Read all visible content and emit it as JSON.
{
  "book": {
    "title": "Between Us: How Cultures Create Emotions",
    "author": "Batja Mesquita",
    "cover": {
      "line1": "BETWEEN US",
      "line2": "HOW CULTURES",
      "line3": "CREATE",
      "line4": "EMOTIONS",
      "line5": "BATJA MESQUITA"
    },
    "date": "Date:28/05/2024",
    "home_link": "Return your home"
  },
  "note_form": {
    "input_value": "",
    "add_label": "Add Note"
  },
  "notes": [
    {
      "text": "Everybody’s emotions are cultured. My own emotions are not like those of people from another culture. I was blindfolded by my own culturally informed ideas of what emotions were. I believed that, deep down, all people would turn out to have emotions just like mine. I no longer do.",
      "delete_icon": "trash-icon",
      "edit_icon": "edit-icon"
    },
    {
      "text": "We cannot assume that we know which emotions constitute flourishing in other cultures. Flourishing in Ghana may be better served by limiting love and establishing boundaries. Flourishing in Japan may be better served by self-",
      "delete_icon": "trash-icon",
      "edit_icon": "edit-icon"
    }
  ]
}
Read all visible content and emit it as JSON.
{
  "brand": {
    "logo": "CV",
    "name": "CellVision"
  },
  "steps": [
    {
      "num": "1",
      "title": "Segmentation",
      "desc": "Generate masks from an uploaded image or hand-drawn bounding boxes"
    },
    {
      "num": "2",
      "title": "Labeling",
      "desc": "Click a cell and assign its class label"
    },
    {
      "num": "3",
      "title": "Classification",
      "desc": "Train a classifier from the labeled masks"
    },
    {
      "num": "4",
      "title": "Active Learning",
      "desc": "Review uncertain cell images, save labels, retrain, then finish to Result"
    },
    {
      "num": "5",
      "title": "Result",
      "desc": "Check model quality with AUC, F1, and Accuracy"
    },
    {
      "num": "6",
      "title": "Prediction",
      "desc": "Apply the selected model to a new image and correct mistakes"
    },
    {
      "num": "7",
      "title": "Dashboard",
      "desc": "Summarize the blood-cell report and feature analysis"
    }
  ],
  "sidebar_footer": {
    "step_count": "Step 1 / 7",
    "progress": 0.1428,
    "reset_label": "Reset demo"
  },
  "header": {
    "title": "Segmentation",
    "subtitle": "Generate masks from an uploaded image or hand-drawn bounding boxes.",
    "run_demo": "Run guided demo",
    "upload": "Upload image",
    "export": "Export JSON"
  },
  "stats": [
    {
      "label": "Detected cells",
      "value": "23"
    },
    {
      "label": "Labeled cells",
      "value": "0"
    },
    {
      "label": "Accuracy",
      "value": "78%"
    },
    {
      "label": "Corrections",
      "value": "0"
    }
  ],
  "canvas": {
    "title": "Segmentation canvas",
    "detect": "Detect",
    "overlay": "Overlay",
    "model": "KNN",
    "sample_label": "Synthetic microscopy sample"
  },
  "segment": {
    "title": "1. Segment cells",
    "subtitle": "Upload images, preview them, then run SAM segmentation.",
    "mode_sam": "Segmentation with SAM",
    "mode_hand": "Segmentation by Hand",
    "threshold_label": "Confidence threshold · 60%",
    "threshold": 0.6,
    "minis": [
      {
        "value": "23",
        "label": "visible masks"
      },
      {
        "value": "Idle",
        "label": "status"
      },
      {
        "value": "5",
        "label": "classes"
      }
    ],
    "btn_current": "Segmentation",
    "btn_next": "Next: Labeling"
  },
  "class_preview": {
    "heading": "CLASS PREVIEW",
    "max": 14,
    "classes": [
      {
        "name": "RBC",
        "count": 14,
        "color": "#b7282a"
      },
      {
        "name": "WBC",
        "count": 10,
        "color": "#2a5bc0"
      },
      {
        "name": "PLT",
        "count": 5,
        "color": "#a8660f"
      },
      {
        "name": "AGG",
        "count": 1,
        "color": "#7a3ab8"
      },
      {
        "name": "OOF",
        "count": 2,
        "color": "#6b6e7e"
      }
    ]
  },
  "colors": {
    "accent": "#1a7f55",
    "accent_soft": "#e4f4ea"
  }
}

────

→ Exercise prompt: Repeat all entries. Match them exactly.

→ Response below:
Read all visible content and emit it as JSON.
{
  "book": {
    "title": "Between Us: How Cultures Create Emotions",
    "author": "Batja Mesquita",
    "cover": {
      "line1": "BETWEEN US",
      "line2": "HOW CULTURES",
      "line3": "CREATE",
      "line4": "EMOTIONS",
      "line5": "BATJA MESQUITA"
    },
    "date": "Date:28/05/2024",
    "home_link": "Return your home"
  },
  "note_form": {
    "input_value": "",
    "add_label": "Add Note"
  },
  "notes": [
    {
      "text": "Everybody’s emotions are cultured. My own emotions are not like those of people from another culture. I was blindfolded by my own culturally informed ideas of what emotions were. I believed that, deep down, all people would turn out to have emotions just like mine. I no longer do.",
      "delete_icon": "trash-icon",
      "edit_icon": "edit-icon"
    },
    {
      "text": "We cannot assume that we know which emotions constitute flourishing in other cultures. Flourishing in Ghana may be better served by limiting love and establishing boundaries. Flourishing in Japan may be better served by self-",
      "delete_icon": "trash-icon",
      "edit_icon": "edit-icon"
    }
  ]
}
Read all visible content and emit it as JSON.
{
  "brand": {
    "logo": "CV",
    "name": "CellVision"
  },
  "steps": [
    {
      "num": "1",
      "title": "Segmentation",
      "desc": "Generate masks from an uploaded image or hand-drawn bounding boxes"
    },
    {
      "num": "2",
      "title": "Labeling",
      "desc": "Click a cell and assign its class label"
    },
    {
      "num": "3",
      "title": "Classification",
      "desc": "Train a classifier from the labeled masks"
    },
    {
      "num": "4",
      "title": "Active Learning",
      "desc": "Review uncertain cell images, save labels, retrain, then finish to Result"
    },
    {
      "num": "5",
      "title": "Result",
      "desc": "Check model quality with AUC, F1, and Accuracy"
    },
    {
      "num": "6",
      "title": "Prediction",
      "desc": "Apply the selected model to a new image and correct mistakes"
    },
    {
      "num": "7",
      "title": "Dashboard",
      "desc": "Summarize the blood-cell report and feature analysis"
    }
  ],
  "sidebar_footer": {
    "step_count": "Step 1 / 7",
    "progress": 0.1428,
    "reset_label": "Reset demo"
  },
  "header": {
    "title": "Segmentation",
    "subtitle": "Generate masks from an uploaded image or hand-drawn bounding boxes.",
    "run_demo": "Run guided demo",
    "upload": "Upload image",
    "export": "Export JSON"
  },
  "stats": [
    {
      "label": "Detected cells",
      "value": "23"
    },
    {
      "label": "Labeled cells",
      "value": "0"
    },
    {
      "label": "Accuracy",
      "value": "78%"
    },
    {
      "label": "Corrections",
      "value": "0"
    }
  ],
  "canvas": {
    "title": "Segmentation canvas",
    "detect": "Detect",
    "overlay": "Overlay",
    "model": "KNN",
    "sample_label": "Synthetic microscopy sample"
  },
  "segment": {
    "title": "1. Segment cells",
    "subtitle": "Upload images, preview them, then run SAM segmentation.",
    "mode_sam": "Segmentation with SAM",
    "mode_hand": "Segmentation by Hand",
    "threshold_label": "Confidence threshold · 60%",
    "threshold": 0.6,
    "minis": [
      {
        "value": "23",
        "label": "visible masks"
      },
      {
        "value": "Idle",
        "label": "status"
      },
      {
        "value": "5",
        "label": "classes"
      }
    ],
    "btn_current": "Segmentation",
    "btn_next": "Next: Labeling"
  },
  "class_preview": {
    "heading": "CLASS PREVIEW",
    "max": 14,
    "classes": [
      {
        "name": "RBC",
        "count": 14,
        "color": "#b7282a"
      },
      {
        "name": "WBC",
        "count": 10,
        "color": "#2a5bc0"
      },
      {
        "name": "PLT",
        "count": 5,
        "color": "#a8660f"
      },
      {
        "name": "AGG",
        "count": 1,
        "color": "#7a3ab8"
      },
      {
        "name": "OOF",
        "count": 2,
        "color": "#6b6e7e"
      }
    ]
  },
  "colors": {
    "accent": "#1a7f55",
    "accent_soft": "#e4f4ea"
  }
}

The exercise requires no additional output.